── Data records

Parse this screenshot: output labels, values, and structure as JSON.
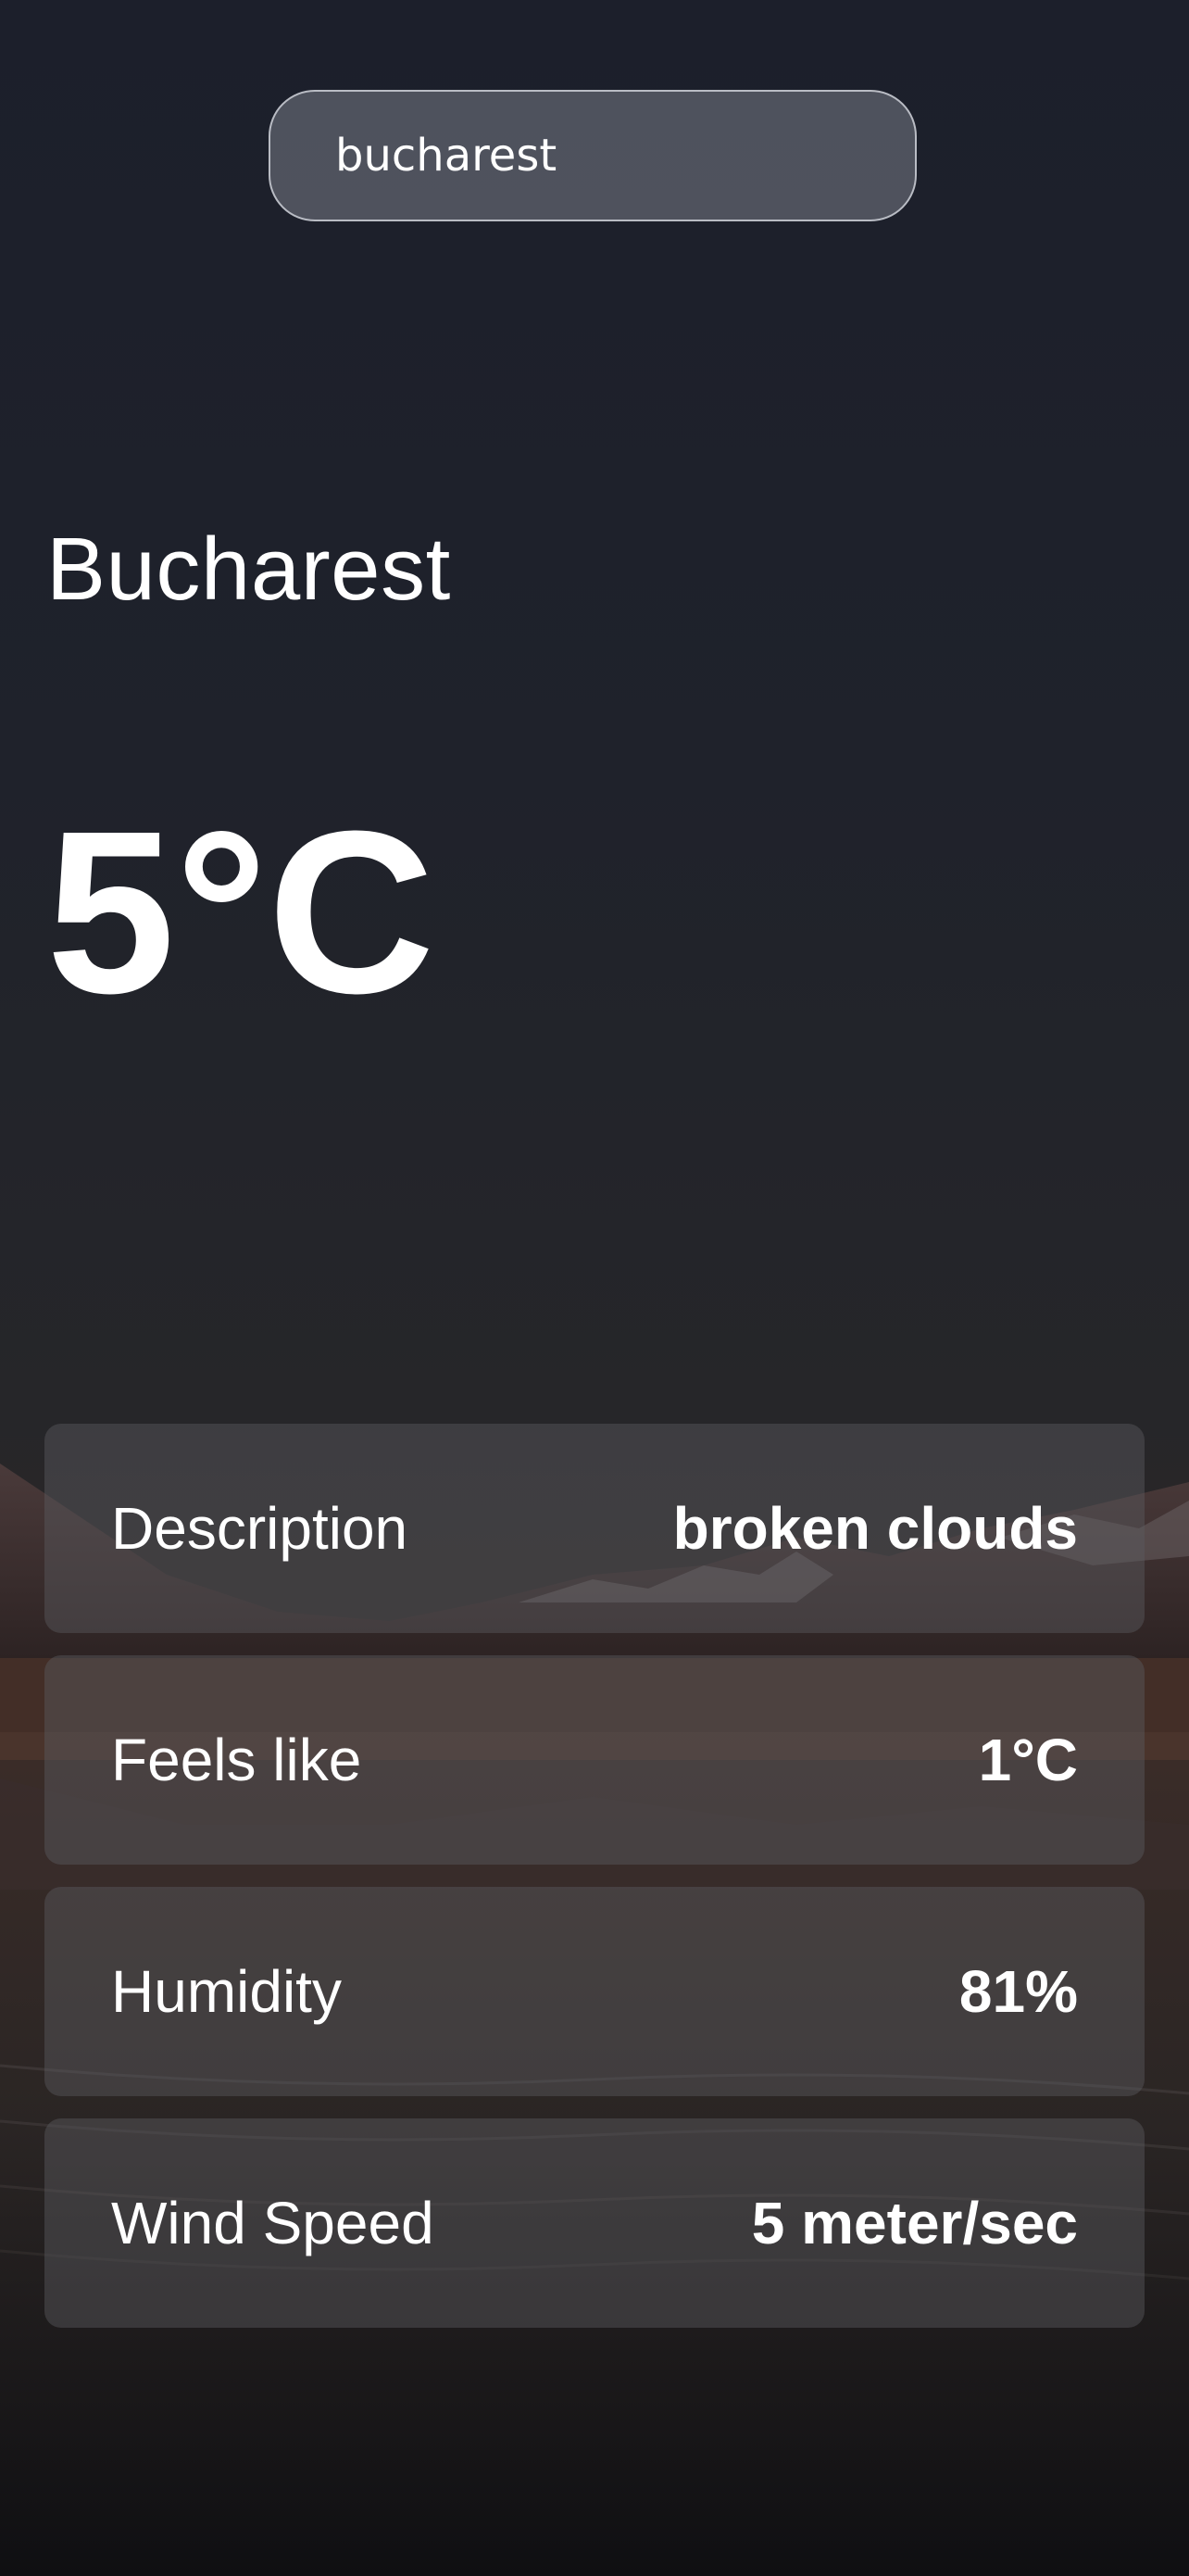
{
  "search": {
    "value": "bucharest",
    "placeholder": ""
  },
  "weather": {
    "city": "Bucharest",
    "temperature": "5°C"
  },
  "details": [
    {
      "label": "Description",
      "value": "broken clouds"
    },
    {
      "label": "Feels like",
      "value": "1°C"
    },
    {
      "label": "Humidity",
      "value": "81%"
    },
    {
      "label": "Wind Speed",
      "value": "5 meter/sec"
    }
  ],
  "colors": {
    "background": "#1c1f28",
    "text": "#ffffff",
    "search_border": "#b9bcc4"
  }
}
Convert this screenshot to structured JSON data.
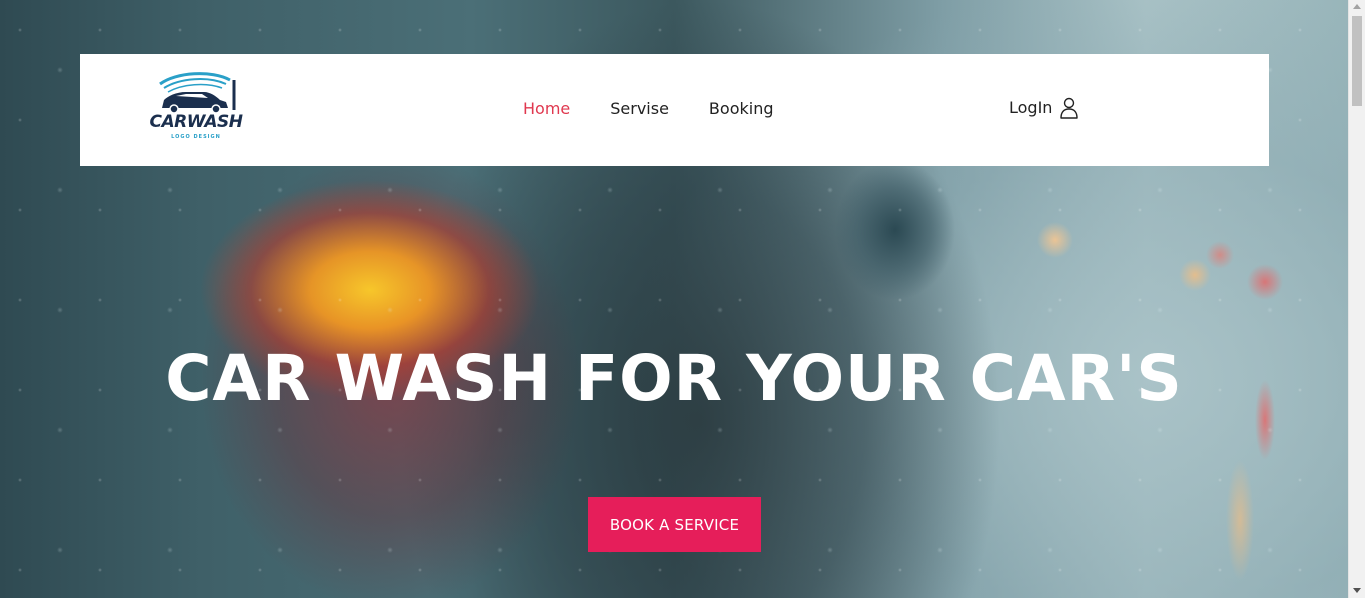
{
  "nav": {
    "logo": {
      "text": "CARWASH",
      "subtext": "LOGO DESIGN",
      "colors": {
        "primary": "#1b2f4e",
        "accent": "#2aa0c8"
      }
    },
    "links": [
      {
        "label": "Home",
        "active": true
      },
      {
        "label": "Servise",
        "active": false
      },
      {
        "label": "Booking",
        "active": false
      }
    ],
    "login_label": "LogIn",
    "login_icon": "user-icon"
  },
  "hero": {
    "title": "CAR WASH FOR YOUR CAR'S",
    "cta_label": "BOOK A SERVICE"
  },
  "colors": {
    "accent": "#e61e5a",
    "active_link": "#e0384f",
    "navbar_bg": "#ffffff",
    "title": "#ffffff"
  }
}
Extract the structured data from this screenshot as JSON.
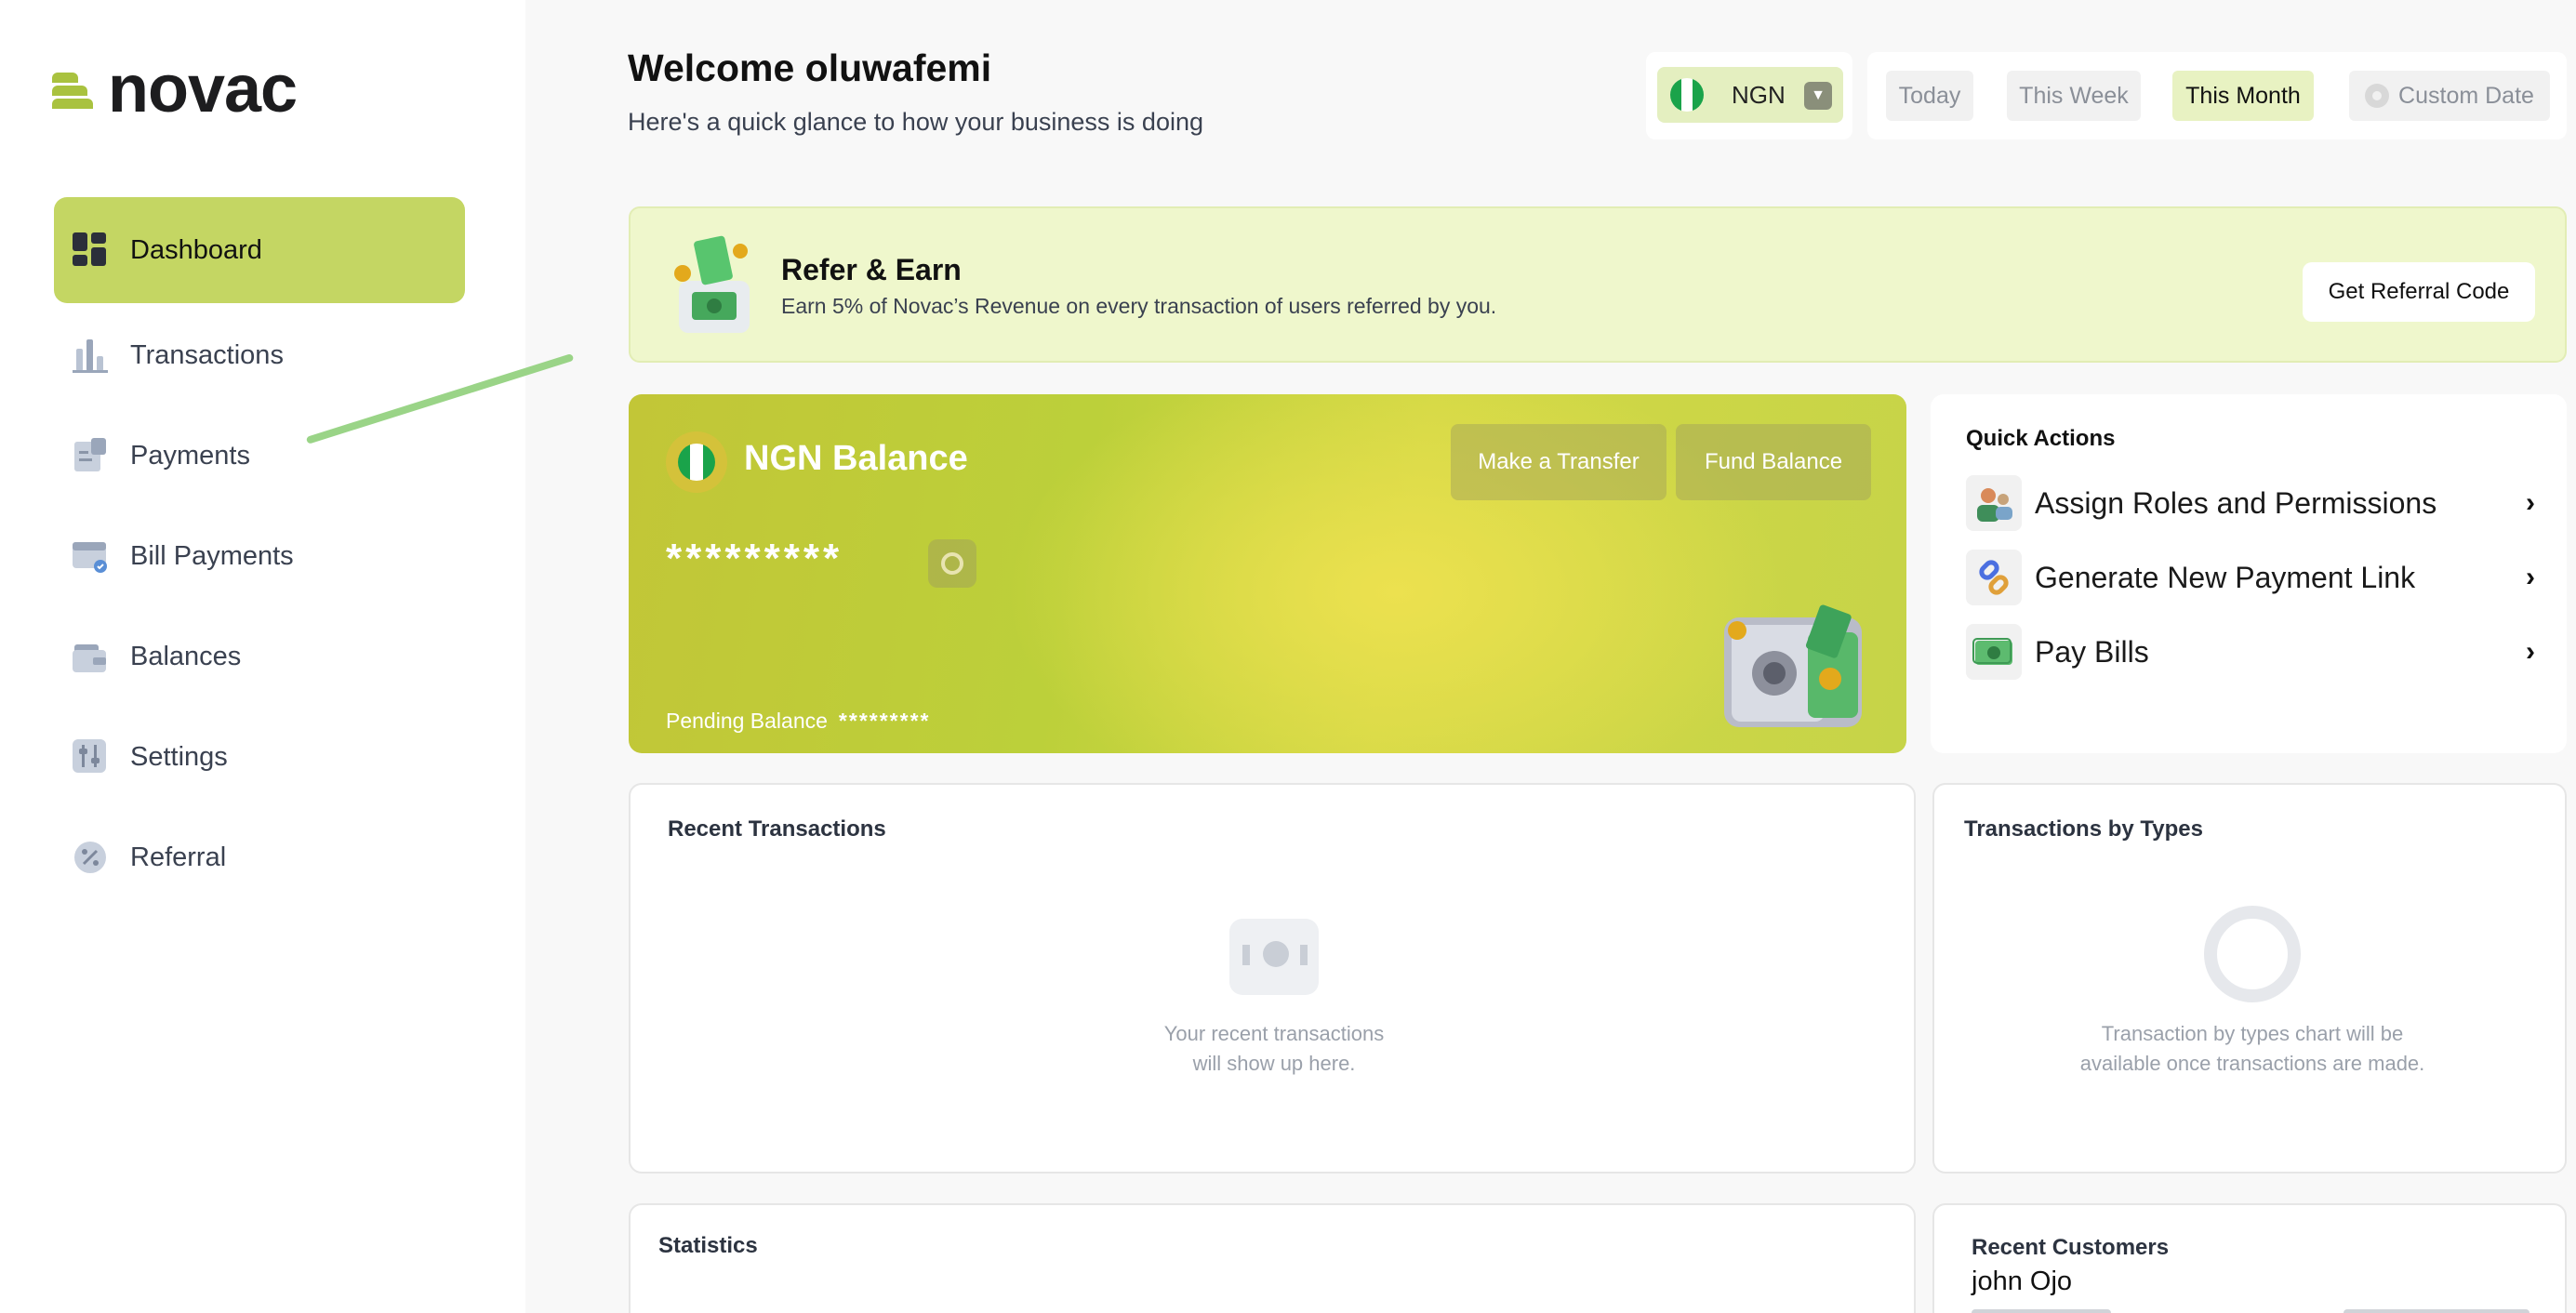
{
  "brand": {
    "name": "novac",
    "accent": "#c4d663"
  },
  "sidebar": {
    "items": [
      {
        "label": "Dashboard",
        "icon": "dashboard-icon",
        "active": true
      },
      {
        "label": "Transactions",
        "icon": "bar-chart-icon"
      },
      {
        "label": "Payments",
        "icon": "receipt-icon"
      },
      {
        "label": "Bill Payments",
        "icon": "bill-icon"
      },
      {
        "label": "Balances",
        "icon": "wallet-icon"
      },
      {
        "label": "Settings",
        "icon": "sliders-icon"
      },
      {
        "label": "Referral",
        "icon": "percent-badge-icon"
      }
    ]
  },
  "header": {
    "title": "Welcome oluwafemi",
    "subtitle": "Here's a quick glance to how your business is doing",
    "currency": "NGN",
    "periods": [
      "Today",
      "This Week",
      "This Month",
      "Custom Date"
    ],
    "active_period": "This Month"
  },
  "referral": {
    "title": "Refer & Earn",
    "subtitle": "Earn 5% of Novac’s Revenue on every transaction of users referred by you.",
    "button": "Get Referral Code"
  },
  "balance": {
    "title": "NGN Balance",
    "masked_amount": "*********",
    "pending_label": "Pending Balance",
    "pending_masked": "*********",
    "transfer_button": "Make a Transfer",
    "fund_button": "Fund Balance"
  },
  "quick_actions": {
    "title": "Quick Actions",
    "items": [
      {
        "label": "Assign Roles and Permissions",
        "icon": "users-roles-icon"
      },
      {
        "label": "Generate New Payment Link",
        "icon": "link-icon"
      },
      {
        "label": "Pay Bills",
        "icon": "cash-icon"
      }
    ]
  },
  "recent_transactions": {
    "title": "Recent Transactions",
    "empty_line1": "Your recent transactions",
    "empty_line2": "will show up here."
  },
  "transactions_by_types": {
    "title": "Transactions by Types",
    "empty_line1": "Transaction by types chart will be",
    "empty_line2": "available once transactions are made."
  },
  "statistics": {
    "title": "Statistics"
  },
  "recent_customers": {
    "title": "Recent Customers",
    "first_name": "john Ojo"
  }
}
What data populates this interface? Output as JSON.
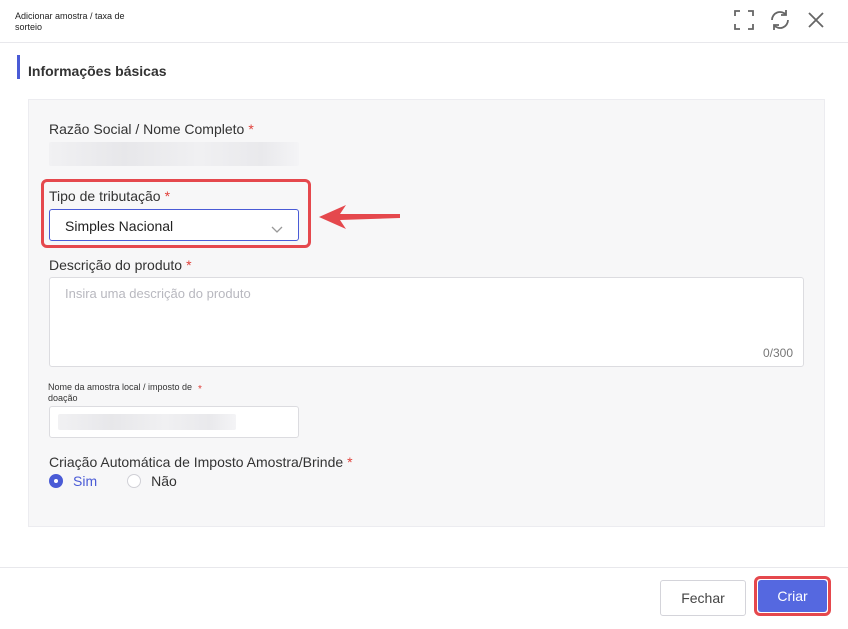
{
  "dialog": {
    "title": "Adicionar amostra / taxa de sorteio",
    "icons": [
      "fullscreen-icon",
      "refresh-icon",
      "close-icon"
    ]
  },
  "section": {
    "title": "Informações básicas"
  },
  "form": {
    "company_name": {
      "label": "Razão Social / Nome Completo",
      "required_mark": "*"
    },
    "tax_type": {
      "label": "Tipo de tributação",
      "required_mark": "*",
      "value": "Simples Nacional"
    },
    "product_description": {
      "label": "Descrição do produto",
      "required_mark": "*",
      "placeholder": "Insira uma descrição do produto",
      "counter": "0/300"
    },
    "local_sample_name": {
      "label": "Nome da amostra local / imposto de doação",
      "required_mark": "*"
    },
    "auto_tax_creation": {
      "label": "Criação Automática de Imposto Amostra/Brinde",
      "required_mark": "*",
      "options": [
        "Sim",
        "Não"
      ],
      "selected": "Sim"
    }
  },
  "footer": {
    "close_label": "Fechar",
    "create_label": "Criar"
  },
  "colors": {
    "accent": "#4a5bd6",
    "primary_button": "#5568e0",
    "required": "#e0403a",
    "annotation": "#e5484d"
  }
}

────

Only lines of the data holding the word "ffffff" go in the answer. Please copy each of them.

    "text": "#ffffff",
    "navbar_bg": "#ffffff",
    "title": "#ffffff"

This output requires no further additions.